▸ **Task to complete**
An unchanged copy of each entry below is needed; keep the pictures out of it.

[Interface dataset entries]
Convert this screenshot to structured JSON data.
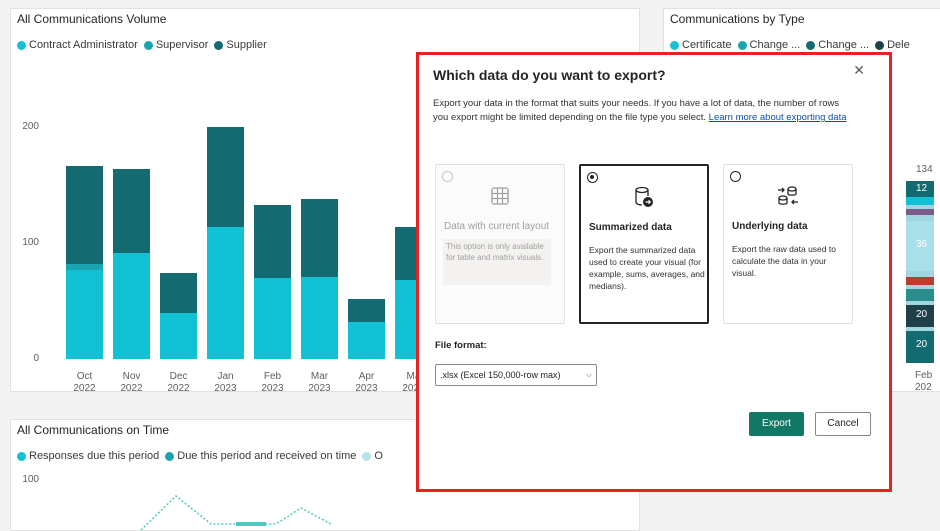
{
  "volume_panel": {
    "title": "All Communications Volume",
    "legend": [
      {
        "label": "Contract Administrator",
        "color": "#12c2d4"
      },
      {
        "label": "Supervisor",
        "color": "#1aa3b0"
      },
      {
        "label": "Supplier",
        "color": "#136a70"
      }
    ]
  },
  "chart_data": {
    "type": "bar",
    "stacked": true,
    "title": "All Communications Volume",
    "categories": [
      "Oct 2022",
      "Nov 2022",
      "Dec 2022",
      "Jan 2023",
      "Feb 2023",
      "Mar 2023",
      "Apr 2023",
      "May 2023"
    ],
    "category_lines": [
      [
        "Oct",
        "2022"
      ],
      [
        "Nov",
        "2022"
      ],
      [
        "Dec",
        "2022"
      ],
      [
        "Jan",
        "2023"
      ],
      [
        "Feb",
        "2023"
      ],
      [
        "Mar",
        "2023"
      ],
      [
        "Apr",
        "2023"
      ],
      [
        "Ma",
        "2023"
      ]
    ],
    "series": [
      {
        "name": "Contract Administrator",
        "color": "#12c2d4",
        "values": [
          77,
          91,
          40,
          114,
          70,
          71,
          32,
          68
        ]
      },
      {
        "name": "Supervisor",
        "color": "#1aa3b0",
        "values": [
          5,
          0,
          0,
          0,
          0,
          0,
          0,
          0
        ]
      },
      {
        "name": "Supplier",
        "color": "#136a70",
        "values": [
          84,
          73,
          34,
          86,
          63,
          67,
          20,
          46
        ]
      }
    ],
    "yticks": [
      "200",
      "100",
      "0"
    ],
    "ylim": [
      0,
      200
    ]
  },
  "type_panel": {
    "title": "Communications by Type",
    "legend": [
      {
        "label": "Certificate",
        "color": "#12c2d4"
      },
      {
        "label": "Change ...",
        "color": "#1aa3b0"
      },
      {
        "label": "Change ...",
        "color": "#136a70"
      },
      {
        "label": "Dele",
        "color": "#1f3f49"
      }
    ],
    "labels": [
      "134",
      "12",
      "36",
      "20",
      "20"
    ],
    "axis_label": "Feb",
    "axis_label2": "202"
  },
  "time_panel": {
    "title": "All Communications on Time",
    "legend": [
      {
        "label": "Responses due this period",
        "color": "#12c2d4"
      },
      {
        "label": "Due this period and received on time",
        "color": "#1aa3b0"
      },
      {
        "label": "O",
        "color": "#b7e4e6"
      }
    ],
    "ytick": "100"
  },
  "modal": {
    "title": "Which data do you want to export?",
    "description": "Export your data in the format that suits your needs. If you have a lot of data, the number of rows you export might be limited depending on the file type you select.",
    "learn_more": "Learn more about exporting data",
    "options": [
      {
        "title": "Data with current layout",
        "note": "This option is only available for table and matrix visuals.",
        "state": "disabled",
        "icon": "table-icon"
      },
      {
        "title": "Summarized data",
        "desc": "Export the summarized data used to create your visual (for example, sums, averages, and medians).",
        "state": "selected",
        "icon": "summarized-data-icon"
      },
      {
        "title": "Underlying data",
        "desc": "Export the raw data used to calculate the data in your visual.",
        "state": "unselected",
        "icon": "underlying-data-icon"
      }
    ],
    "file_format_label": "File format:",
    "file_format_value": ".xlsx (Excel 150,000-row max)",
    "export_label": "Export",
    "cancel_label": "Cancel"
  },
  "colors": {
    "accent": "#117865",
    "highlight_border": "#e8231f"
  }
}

▸ **Solved exercise**
Convert this screenshot to structured JSON data.
{
  "volume_panel": {
    "title": "All Communications Volume",
    "legend": [
      {
        "label": "Contract Administrator",
        "color": "#12c2d4"
      },
      {
        "label": "Supervisor",
        "color": "#1aa3b0"
      },
      {
        "label": "Supplier",
        "color": "#136a70"
      }
    ]
  },
  "chart_data": {
    "type": "bar",
    "stacked": true,
    "title": "All Communications Volume",
    "categories": [
      "Oct 2022",
      "Nov 2022",
      "Dec 2022",
      "Jan 2023",
      "Feb 2023",
      "Mar 2023",
      "Apr 2023",
      "May 2023"
    ],
    "category_lines": [
      [
        "Oct",
        "2022"
      ],
      [
        "Nov",
        "2022"
      ],
      [
        "Dec",
        "2022"
      ],
      [
        "Jan",
        "2023"
      ],
      [
        "Feb",
        "2023"
      ],
      [
        "Mar",
        "2023"
      ],
      [
        "Apr",
        "2023"
      ],
      [
        "Ma",
        "2023"
      ]
    ],
    "series": [
      {
        "name": "Contract Administrator",
        "color": "#12c2d4",
        "values": [
          77,
          91,
          40,
          114,
          70,
          71,
          32,
          68
        ]
      },
      {
        "name": "Supervisor",
        "color": "#1aa3b0",
        "values": [
          5,
          0,
          0,
          0,
          0,
          0,
          0,
          0
        ]
      },
      {
        "name": "Supplier",
        "color": "#136a70",
        "values": [
          84,
          73,
          34,
          86,
          63,
          67,
          20,
          46
        ]
      }
    ],
    "yticks": [
      "200",
      "100",
      "0"
    ],
    "ylim": [
      0,
      200
    ]
  },
  "type_panel": {
    "title": "Communications by Type",
    "legend": [
      {
        "label": "Certificate",
        "color": "#12c2d4"
      },
      {
        "label": "Change ...",
        "color": "#1aa3b0"
      },
      {
        "label": "Change ...",
        "color": "#136a70"
      },
      {
        "label": "Dele",
        "color": "#1f3f49"
      }
    ],
    "labels": [
      "134",
      "12",
      "36",
      "20",
      "20"
    ],
    "axis_label": "Feb",
    "axis_label2": "202"
  },
  "time_panel": {
    "title": "All Communications on Time",
    "legend": [
      {
        "label": "Responses due this period",
        "color": "#12c2d4"
      },
      {
        "label": "Due this period and received on time",
        "color": "#1aa3b0"
      },
      {
        "label": "O",
        "color": "#b7e4e6"
      }
    ],
    "ytick": "100"
  },
  "modal": {
    "title": "Which data do you want to export?",
    "description": "Export your data in the format that suits your needs. If you have a lot of data, the number of rows you export might be limited depending on the file type you select.",
    "learn_more": "Learn more about exporting data",
    "options": [
      {
        "title": "Data with current layout",
        "note": "This option is only available for table and matrix visuals.",
        "state": "disabled",
        "icon": "table-icon"
      },
      {
        "title": "Summarized data",
        "desc": "Export the summarized data used to create your visual (for example, sums, averages, and medians).",
        "state": "selected",
        "icon": "summarized-data-icon"
      },
      {
        "title": "Underlying data",
        "desc": "Export the raw data used to calculate the data in your visual.",
        "state": "unselected",
        "icon": "underlying-data-icon"
      }
    ],
    "file_format_label": "File format:",
    "file_format_value": ".xlsx (Excel 150,000-row max)",
    "export_label": "Export",
    "cancel_label": "Cancel"
  },
  "colors": {
    "accent": "#117865",
    "highlight_border": "#e8231f"
  }
}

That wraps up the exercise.